  20. Marlach or Marnoch
  21. Mortlach (Mortlach distillery)
  22. Rathven
  23. Rothiemay Milltown of Rothiemay
  24. Rothnie
  25. Ontiquhill or Ordiquhill




The Aberdeen–Inverness railway line runs through the town of Keith in the north of the county.


Principal mansions[edit]

Principal mansions in Banffshire c. 1854 The Imperial Gazetteer of Scotland (1854) Vol. I. by the Rev. John Marius Wilson[7] lists the following :

  • Auchintoul
  • Auchlunkart House (A. Steuart)
  • Balveny Castle or Balvenie Castle
  • Cairfield House (John Gordon)
  • Cullen House (Earl of Seafield)
  • Duff House
  • Edingight House (Major A.F. Innes Taylor)
  • Forglen House and Birkenbog (Sir Robert Abercrombie)
  • Gordon Castle (Duke of Richmond)
  • Letterfourie (Sir William Gordon)
  • Mayen House (William Duff)
  • Mount-coffer House (Earl of Fife)
  • Park House (Colonel Thomas Gordon)
  • Rothiemay

Castles in Banffshire[edit]

Fordyce Castle, Banffshire
  • Auchindune Auchindoun Castle
  • Balveny or Balvenie
  • Banff
  • Cullen (near Cullen) [8]
  • Deskford
  • Edinglassie
  • Findochty
  • Galval or Gouldwell Castle (Boharm Civil Parish)
  • Grange
  • Inchdrewer, Banff Parish
  • Park
  • Scuth

Notable residents[edit]


Most common surnames in Banffshire at the time of the United Kingdom Census of 1881:[12]

  1. Smith
  2. Grant
  3. Wilson
  4. Reid
  5. Watt
  6. Stuart
  7. Morrison
  8. Murray
  9. Cowie
  10. McDonald

See also[edit]

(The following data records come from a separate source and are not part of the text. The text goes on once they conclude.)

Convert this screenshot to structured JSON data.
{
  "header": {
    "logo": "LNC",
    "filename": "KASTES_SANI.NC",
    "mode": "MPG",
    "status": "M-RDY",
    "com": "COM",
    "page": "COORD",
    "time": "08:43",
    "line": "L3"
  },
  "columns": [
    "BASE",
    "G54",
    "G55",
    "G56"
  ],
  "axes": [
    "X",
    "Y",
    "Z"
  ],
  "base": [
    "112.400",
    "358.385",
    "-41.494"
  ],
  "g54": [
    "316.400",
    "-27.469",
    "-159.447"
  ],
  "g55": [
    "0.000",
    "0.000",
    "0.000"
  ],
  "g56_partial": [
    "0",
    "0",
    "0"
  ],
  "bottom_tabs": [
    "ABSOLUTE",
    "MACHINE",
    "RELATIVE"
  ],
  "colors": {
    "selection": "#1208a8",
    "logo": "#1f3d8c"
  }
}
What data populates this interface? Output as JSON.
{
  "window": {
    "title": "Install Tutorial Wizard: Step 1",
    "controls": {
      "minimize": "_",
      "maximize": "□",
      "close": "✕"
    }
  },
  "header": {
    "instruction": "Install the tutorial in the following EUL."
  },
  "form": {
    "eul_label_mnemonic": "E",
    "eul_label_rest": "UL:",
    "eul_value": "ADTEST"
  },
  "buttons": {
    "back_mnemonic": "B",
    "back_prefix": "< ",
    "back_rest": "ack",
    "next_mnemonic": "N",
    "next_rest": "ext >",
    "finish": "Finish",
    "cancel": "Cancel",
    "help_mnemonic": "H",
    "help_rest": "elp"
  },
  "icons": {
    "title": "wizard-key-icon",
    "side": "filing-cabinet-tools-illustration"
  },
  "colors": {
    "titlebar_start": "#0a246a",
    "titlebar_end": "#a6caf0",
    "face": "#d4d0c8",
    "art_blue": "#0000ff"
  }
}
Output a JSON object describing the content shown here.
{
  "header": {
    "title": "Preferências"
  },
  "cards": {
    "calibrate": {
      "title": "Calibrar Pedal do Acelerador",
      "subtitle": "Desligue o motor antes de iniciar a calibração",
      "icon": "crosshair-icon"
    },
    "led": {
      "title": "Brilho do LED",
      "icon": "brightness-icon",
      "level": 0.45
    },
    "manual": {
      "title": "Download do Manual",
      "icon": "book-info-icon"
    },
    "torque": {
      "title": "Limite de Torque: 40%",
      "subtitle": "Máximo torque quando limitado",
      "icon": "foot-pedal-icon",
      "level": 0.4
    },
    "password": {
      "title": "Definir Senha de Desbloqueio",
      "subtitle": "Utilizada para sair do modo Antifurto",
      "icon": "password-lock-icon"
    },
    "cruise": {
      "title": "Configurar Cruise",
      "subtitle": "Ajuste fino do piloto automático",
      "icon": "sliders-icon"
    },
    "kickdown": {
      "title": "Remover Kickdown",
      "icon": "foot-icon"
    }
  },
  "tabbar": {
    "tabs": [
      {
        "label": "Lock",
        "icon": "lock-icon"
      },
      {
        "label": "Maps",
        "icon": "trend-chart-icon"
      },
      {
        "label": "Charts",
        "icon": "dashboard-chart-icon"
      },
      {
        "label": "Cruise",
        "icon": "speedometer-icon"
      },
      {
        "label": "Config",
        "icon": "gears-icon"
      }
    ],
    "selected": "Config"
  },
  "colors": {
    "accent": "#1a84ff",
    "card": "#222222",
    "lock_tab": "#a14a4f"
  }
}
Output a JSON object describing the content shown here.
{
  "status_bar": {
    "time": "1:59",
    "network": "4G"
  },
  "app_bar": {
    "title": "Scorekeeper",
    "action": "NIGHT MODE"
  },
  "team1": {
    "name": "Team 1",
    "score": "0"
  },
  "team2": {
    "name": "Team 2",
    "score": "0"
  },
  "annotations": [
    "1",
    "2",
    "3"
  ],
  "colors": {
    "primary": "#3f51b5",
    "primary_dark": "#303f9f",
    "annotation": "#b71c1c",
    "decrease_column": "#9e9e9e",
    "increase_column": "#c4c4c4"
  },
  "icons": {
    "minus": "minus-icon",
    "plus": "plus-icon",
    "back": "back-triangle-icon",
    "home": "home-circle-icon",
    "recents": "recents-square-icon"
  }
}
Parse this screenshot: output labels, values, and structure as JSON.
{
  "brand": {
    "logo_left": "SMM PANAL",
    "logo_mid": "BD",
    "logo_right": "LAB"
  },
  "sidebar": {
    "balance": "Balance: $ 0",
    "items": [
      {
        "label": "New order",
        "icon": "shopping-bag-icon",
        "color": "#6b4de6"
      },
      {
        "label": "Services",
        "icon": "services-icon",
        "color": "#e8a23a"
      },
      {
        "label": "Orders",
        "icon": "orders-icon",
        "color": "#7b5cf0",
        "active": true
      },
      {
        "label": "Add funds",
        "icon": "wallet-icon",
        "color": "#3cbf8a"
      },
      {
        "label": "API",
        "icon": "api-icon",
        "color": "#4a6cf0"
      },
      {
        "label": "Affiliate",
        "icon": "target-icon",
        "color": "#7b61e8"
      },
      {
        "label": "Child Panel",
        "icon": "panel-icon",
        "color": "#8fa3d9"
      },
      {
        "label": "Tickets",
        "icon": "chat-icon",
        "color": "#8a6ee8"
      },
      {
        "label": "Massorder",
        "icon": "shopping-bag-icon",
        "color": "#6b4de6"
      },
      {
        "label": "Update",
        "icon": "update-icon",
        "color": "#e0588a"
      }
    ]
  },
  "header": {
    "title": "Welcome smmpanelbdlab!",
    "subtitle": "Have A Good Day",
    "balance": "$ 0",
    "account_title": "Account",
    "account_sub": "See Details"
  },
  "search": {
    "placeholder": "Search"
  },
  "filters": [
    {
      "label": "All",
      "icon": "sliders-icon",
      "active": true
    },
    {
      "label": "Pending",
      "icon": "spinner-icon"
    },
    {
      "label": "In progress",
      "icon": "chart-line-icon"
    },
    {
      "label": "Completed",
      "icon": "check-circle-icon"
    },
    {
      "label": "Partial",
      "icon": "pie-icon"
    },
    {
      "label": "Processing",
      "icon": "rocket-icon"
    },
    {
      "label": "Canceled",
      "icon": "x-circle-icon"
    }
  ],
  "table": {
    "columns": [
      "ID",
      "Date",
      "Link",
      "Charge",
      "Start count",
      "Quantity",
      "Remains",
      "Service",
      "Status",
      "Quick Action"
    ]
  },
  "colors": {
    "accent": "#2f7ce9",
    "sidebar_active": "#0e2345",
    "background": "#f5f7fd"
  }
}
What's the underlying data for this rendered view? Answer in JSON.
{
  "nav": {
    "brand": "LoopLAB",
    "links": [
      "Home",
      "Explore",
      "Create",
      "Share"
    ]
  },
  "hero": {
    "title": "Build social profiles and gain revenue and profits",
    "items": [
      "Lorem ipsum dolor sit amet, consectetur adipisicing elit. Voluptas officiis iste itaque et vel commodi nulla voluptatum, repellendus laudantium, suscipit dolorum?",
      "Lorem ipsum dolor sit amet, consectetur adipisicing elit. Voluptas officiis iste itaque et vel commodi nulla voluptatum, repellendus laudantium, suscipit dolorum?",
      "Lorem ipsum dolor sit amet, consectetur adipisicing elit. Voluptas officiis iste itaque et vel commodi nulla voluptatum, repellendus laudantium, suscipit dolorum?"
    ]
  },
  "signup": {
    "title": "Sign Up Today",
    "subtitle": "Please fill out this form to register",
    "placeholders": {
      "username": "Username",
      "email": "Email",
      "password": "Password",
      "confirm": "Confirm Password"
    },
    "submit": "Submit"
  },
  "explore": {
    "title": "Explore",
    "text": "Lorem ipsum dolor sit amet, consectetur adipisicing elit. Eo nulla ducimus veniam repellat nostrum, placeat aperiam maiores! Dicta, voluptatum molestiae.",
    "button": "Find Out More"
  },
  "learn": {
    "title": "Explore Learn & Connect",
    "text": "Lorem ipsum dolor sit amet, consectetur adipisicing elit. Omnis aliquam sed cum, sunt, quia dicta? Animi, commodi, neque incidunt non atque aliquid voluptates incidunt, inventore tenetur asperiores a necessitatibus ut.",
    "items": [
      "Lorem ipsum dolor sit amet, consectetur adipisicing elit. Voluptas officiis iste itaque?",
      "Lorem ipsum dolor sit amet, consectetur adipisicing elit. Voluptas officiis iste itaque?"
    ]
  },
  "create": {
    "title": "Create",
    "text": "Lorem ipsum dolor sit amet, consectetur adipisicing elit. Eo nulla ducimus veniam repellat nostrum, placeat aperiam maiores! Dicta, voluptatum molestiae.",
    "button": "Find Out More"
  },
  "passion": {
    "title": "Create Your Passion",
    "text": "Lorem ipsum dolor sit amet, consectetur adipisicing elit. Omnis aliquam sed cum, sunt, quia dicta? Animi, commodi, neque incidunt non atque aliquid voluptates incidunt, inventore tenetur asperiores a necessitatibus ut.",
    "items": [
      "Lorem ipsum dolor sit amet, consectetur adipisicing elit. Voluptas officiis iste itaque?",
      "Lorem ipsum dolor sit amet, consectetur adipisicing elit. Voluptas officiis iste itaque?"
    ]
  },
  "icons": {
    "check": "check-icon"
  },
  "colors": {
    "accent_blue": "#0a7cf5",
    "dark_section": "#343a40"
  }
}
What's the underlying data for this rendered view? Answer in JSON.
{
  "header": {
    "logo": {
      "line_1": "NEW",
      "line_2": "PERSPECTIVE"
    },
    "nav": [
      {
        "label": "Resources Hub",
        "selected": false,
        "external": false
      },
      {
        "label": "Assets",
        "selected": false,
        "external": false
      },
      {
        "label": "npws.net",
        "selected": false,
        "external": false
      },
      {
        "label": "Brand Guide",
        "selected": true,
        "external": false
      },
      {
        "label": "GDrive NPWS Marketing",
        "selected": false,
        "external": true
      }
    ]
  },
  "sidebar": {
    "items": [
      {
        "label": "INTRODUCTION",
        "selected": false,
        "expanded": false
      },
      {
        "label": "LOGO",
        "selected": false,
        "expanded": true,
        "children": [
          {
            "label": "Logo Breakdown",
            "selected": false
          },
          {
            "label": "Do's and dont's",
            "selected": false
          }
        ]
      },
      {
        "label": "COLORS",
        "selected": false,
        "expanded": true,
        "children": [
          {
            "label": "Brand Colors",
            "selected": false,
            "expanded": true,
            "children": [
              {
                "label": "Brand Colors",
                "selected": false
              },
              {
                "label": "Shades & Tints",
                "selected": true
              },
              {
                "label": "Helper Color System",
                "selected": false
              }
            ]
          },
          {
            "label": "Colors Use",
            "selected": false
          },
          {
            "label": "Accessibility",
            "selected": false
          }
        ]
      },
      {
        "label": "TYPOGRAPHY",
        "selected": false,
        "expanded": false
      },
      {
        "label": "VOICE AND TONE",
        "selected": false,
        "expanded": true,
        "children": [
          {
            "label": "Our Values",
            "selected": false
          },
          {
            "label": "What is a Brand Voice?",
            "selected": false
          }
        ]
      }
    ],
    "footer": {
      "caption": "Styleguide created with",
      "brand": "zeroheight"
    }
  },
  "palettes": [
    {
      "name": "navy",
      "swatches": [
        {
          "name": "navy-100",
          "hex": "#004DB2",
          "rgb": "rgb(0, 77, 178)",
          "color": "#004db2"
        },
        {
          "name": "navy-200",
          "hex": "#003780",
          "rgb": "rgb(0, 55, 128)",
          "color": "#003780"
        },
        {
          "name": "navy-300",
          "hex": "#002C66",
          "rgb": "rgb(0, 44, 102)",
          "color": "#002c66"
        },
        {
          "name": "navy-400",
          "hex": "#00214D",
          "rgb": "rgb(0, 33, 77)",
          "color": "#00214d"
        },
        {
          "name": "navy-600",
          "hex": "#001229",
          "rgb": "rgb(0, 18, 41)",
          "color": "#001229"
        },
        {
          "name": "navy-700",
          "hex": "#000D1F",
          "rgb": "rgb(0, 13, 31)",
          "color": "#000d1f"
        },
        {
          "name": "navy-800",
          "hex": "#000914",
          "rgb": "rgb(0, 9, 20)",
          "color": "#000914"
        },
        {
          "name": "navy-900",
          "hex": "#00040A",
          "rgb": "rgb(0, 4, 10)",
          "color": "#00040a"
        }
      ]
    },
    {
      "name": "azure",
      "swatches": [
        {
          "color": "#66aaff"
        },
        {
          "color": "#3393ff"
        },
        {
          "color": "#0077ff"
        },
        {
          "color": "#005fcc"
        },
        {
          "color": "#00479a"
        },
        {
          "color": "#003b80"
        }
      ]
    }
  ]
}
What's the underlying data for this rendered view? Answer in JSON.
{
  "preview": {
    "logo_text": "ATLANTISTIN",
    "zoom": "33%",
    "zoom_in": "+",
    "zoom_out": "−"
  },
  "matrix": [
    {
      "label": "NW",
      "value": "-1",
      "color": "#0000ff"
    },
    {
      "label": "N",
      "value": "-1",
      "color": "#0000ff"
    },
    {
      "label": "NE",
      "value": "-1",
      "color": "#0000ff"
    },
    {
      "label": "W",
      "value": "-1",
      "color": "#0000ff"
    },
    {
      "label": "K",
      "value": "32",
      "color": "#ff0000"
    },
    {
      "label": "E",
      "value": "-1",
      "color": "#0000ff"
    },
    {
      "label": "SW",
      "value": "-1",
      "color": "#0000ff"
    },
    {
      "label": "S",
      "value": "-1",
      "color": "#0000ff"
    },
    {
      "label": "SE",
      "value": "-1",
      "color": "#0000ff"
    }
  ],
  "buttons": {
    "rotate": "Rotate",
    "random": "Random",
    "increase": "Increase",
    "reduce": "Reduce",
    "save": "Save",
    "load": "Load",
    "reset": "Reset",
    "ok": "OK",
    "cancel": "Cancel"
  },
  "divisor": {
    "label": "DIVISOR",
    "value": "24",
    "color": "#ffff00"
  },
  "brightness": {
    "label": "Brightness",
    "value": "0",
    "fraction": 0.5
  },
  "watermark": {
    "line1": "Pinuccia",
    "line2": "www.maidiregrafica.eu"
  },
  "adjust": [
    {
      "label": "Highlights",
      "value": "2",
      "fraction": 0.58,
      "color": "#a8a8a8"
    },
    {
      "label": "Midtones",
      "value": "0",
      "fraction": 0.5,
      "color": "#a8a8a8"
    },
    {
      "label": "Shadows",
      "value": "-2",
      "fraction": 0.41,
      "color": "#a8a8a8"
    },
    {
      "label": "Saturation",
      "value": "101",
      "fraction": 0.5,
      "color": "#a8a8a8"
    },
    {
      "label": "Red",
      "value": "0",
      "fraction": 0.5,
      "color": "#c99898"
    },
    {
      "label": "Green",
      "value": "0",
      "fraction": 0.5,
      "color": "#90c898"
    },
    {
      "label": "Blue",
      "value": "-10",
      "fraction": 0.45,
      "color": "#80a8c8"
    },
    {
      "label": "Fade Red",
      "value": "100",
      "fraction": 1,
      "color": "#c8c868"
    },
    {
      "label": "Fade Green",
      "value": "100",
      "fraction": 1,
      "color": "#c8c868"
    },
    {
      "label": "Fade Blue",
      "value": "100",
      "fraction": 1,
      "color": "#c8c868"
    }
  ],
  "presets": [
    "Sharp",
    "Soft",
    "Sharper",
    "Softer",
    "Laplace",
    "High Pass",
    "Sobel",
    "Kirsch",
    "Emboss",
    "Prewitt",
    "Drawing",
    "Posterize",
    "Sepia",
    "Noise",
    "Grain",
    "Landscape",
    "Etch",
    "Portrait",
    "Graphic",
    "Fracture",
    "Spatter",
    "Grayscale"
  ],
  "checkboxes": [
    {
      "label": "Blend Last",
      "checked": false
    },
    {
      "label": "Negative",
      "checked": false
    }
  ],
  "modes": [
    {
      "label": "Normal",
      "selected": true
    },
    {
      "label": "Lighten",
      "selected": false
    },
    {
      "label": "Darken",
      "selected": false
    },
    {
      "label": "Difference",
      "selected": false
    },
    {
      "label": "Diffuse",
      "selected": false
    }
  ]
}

  1. ^ Registers of Scotland. Publications, leaflets, Land Register Counties Archived 7 July 2013 at the Wayback Machine.
  2. ^ Historic Environment Scotland. "Banff Sheriff Court and Justice of the Peace Court, Low Street, Banff, Including Boundary Walls and Railings (LB22039)". Retrieved 18 July 2021.
  3. ^ "Longman Hill (Long Barrow) | UK". The Modern Antiquarian.com. 24 December 1924. Retrieved 12 November 2012.
  4. ^ United Kingdom Ordnance Survey Map 1:50,000 (2004)
  5. ^ "St Fergus through time | Census tables with data for the Scottish Parish". Visionofbritain.org.uk. Retrieved 12 November 2012.
  6. ^ The Imperial gazetteer of Scotland (1854) of Scotland (1854) by Rev. John Marius Wilson https://archive.org/stream/imperialgazettee01wils#page/791/mode/1up
  7. ^ The Imperial gazetteer of Scotland (1854). Vol I. by Rev. John Marius Wilson p.130
  8. ^ "History of Deskford Castle by Cullen & Deskford Church of Scotland". Retrieved 4 February 2017.
  9. ^ Who Was Who in America, Historical Volume, 1607–1896. Chicago: Marquis Who's Who. 1963.
  10. ^ Parry, Gordon. "Francis George Cumming". Dictionary of New Zealand Biography. Ministry for Culture and Heritage. Retrieved 23 April 2017.
  11. ^ "Library and Archive Catalog". The Royal Society. Retrieved 21 July 2010.[permanent dead link]
  12. ^ "Banffshire Genealogy Resources & Parish Registers". Retrieved 4 February 2017.

External links[edit]

57°30′N 3°05′W / 57.500°N 3.083°W / 57.500; -3.083